> _Task objective_
Output the whole listing exactly, except for the pictures in it.

===== Available records

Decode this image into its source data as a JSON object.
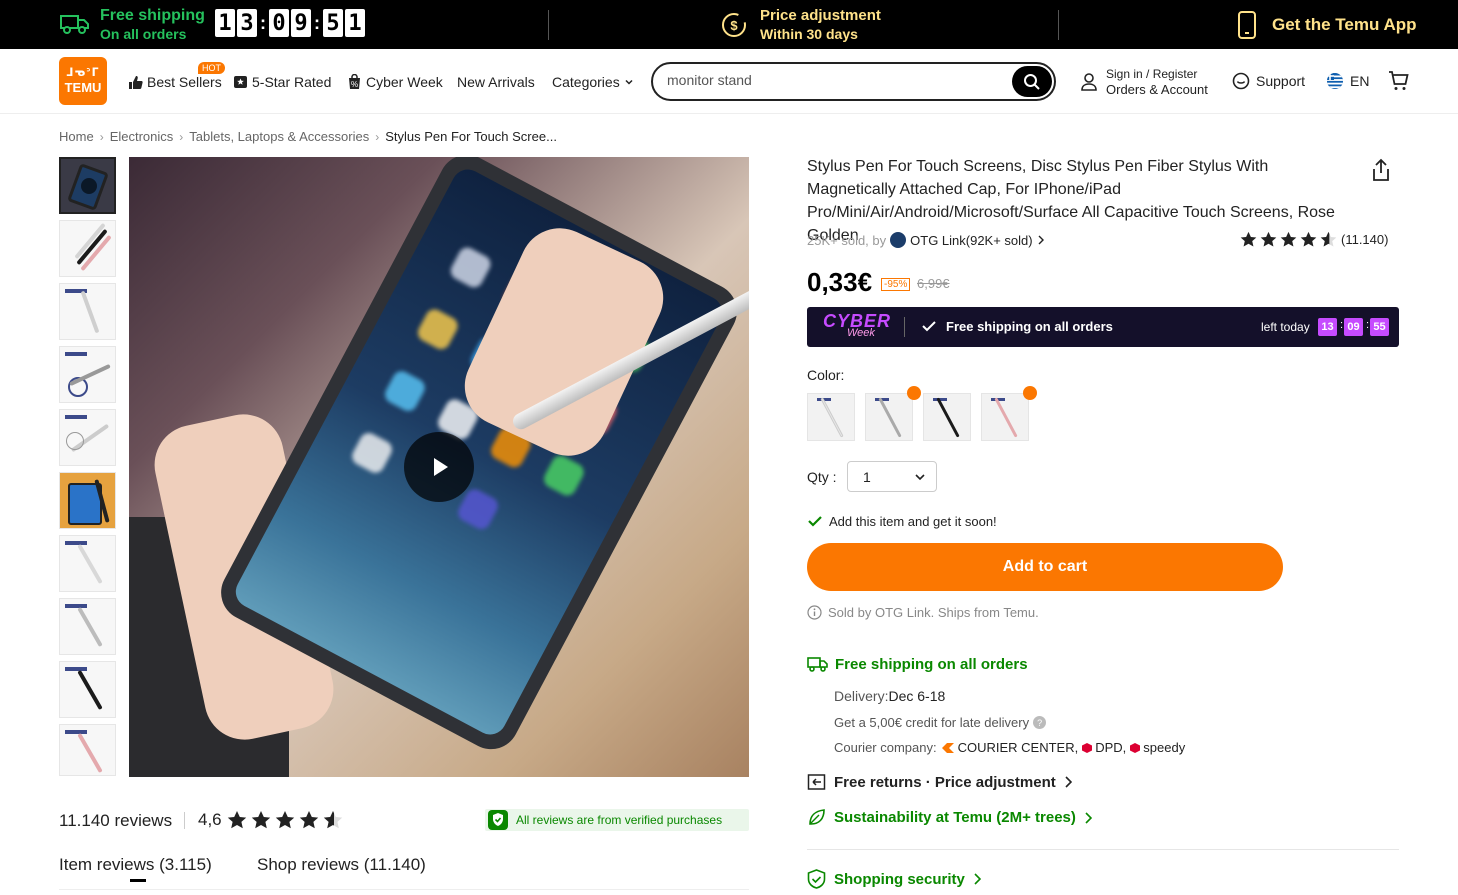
{
  "promo": {
    "shipping_title": "Free shipping",
    "shipping_sub": "On all orders",
    "timer_digits": [
      "1",
      "3",
      "0",
      "9",
      "5",
      "1"
    ],
    "price_title": "Price adjustment",
    "price_sub": "Within 30 days",
    "app_text": "Get the Temu App"
  },
  "header": {
    "logo_top": "ᒧᓀᐣᒥ",
    "logo_bottom": "TEMU",
    "nav": [
      {
        "label": "Best Sellers",
        "icon": "thumbs-up-icon"
      },
      {
        "label": "5-Star Rated",
        "icon": "star-badge-icon"
      },
      {
        "label": "Cyber Week",
        "icon": "percent-bag-icon"
      },
      {
        "label": "New Arrivals"
      },
      {
        "label": "Categories",
        "icon": "chevron-down-icon"
      }
    ],
    "hot_badge": "HOT",
    "search_value": "monitor stand",
    "sign_in": "Sign in / Register",
    "orders": "Orders & Account",
    "support": "Support",
    "lang": "EN"
  },
  "breadcrumb": [
    "Home",
    "Electronics",
    "Tablets, Laptops & Accessories",
    "Stylus Pen For Touch Scree..."
  ],
  "product": {
    "title": "Stylus Pen For Touch Screens, Disc Stylus Pen Fiber Stylus With Magnetically Attached Cap, For IPhone/iPad Pro/Mini/Air/Android/Microsoft/Surface All Capacitive Touch Screens, Rose Golden",
    "sold": "25K+ sold, by",
    "seller": "OTG Link(92K+ sold)",
    "rating_count": "(11.140)",
    "price": "0,33€",
    "discount": "-95%",
    "old_price": "6,99€",
    "cyber_word": "CYBER",
    "cyber_sub": "Week",
    "cyber_shipping": "Free shipping on all orders",
    "left_today": "left today",
    "left_timer": [
      "13",
      "09",
      "55"
    ],
    "color_label": "Color:",
    "swatches": [
      {
        "color": "#e6e6e6",
        "hot": false
      },
      {
        "color": "#cfcfcf",
        "hot": true
      },
      {
        "color": "#1b1b1b",
        "hot": false
      },
      {
        "color": "#e4a9ad",
        "hot": true
      }
    ],
    "qty_label": "Qty :",
    "qty_value": "1",
    "soon": "Add this item and get it soon!",
    "add_to_cart": "Add to cart",
    "sold_by": "Sold by OTG Link. Ships from Temu.",
    "free_shipping": "Free shipping on all orders",
    "delivery_label": "Delivery:",
    "delivery_date": "Dec 6-18",
    "credit": "Get a 5,00€ credit for late delivery",
    "courier_label": "Courier company:",
    "couriers": [
      "COURIER CENTER,",
      "DPD,",
      "speedy"
    ],
    "returns": "Free returns · Price adjustment",
    "sustainability": "Sustainability at Temu (2M+ trees)",
    "security": "Shopping security"
  },
  "reviews": {
    "count": "11.140 reviews",
    "score": "4,6",
    "verified": "All reviews are from verified purchases",
    "tab_item": "Item reviews (3.115)",
    "tab_shop": "Shop reviews (11.140)"
  },
  "colors": {
    "accent": "#fb7701",
    "green": "#0a8800",
    "promo_green": "#25c15d",
    "promo_yellow": "#ffe28a",
    "cyber_bg": "#14102a",
    "cyber_purple": "#c64bff"
  }
}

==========

> _Answer box_
Decode this image into its source data as a JSON object.
{
  "promo": {
    "shipping_title": "Free shipping",
    "shipping_sub": "On all orders",
    "timer_digits": [
      "1",
      "3",
      "0",
      "9",
      "5",
      "1"
    ],
    "price_title": "Price adjustment",
    "price_sub": "Within 30 days",
    "app_text": "Get the Temu App"
  },
  "header": {
    "logo_top": "ᒧᓀᐣᒥ",
    "logo_bottom": "TEMU",
    "nav": [
      {
        "label": "Best Sellers",
        "icon": "thumbs-up-icon"
      },
      {
        "label": "5-Star Rated",
        "icon": "star-badge-icon"
      },
      {
        "label": "Cyber Week",
        "icon": "percent-bag-icon"
      },
      {
        "label": "New Arrivals"
      },
      {
        "label": "Categories",
        "icon": "chevron-down-icon"
      }
    ],
    "hot_badge": "HOT",
    "search_value": "monitor stand",
    "sign_in": "Sign in / Register",
    "orders": "Orders & Account",
    "support": "Support",
    "lang": "EN"
  },
  "breadcrumb": [
    "Home",
    "Electronics",
    "Tablets, Laptops & Accessories",
    "Stylus Pen For Touch Scree..."
  ],
  "product": {
    "title": "Stylus Pen For Touch Screens, Disc Stylus Pen Fiber Stylus With Magnetically Attached Cap, For IPhone/iPad Pro/Mini/Air/Android/Microsoft/Surface All Capacitive Touch Screens, Rose Golden",
    "sold": "25K+ sold, by",
    "seller": "OTG Link(92K+ sold)",
    "rating_count": "(11.140)",
    "price": "0,33€",
    "discount": "-95%",
    "old_price": "6,99€",
    "cyber_word": "CYBER",
    "cyber_sub": "Week",
    "cyber_shipping": "Free shipping on all orders",
    "left_today": "left today",
    "left_timer": [
      "13",
      "09",
      "55"
    ],
    "color_label": "Color:",
    "swatches": [
      {
        "color": "#e6e6e6",
        "hot": false
      },
      {
        "color": "#cfcfcf",
        "hot": true
      },
      {
        "color": "#1b1b1b",
        "hot": false
      },
      {
        "color": "#e4a9ad",
        "hot": true
      }
    ],
    "qty_label": "Qty :",
    "qty_value": "1",
    "soon": "Add this item and get it soon!",
    "add_to_cart": "Add to cart",
    "sold_by": "Sold by OTG Link. Ships from Temu.",
    "free_shipping": "Free shipping on all orders",
    "delivery_label": "Delivery:",
    "delivery_date": "Dec 6-18",
    "credit": "Get a 5,00€ credit for late delivery",
    "courier_label": "Courier company:",
    "couriers": [
      "COURIER CENTER,",
      "DPD,",
      "speedy"
    ],
    "returns": "Free returns · Price adjustment",
    "sustainability": "Sustainability at Temu (2M+ trees)",
    "security": "Shopping security"
  },
  "reviews": {
    "count": "11.140 reviews",
    "score": "4,6",
    "verified": "All reviews are from verified purchases",
    "tab_item": "Item reviews (3.115)",
    "tab_shop": "Shop reviews (11.140)"
  },
  "colors": {
    "accent": "#fb7701",
    "green": "#0a8800",
    "promo_green": "#25c15d",
    "promo_yellow": "#ffe28a",
    "cyber_bg": "#14102a",
    "cyber_purple": "#c64bff"
  }
}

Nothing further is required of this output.